*Your instructions*
Restate word for word the lines beginning with the one that contains "Enumerate this screenshot's" and ending at the bottom of the records below, both included.

────────

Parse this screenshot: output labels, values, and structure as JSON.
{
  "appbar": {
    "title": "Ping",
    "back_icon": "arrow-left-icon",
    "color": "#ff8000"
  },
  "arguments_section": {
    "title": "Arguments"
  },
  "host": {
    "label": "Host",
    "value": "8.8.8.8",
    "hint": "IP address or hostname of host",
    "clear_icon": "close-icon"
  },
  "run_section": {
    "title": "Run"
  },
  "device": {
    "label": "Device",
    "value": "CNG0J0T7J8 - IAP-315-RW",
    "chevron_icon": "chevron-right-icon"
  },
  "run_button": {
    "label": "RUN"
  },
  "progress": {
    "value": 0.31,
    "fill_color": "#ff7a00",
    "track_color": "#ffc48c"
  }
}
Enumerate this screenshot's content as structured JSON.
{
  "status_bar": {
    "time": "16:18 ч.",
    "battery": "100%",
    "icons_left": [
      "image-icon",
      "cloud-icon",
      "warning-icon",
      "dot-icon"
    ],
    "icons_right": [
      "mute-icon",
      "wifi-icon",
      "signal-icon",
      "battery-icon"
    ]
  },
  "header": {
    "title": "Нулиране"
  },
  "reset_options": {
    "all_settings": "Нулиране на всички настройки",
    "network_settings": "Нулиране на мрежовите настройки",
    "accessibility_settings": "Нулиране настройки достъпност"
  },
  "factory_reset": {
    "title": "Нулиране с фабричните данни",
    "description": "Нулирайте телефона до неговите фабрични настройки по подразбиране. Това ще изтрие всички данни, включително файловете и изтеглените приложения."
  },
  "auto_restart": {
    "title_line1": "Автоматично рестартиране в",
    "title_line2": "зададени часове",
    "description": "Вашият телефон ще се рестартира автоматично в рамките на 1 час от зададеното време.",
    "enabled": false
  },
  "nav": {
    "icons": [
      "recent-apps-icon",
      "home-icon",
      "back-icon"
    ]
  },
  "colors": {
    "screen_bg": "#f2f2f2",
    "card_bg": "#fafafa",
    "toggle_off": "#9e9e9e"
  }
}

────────

*Written answer*
Enumerate this screenshot's content as structured JSON.
{
  "status_bar": {
    "time": "16:18 ч.",
    "battery": "100%",
    "icons_left": [
      "image-icon",
      "cloud-icon",
      "warning-icon",
      "dot-icon"
    ],
    "icons_right": [
      "mute-icon",
      "wifi-icon",
      "signal-icon",
      "battery-icon"
    ]
  },
  "header": {
    "title": "Нулиране"
  },
  "reset_options": {
    "all_settings": "Нулиране на всички настройки",
    "network_settings": "Нулиране на мрежовите настройки",
    "accessibility_settings": "Нулиране настройки достъпност"
  },
  "factory_reset": {
    "title": "Нулиране с фабричните данни",
    "description": "Нулирайте телефона до неговите фабрични настройки по подразбиране. Това ще изтрие всички данни, включително файловете и изтеглените приложения."
  },
  "auto_restart": {
    "title_line1": "Автоматично рестартиране в",
    "title_line2": "зададени часове",
    "description": "Вашият телефон ще се рестартира автоматично в рамките на 1 час от зададеното време.",
    "enabled": false
  },
  "nav": {
    "icons": [
      "recent-apps-icon",
      "home-icon",
      "back-icon"
    ]
  },
  "colors": {
    "screen_bg": "#f2f2f2",
    "card_bg": "#fafafa",
    "toggle_off": "#9e9e9e"
  }
}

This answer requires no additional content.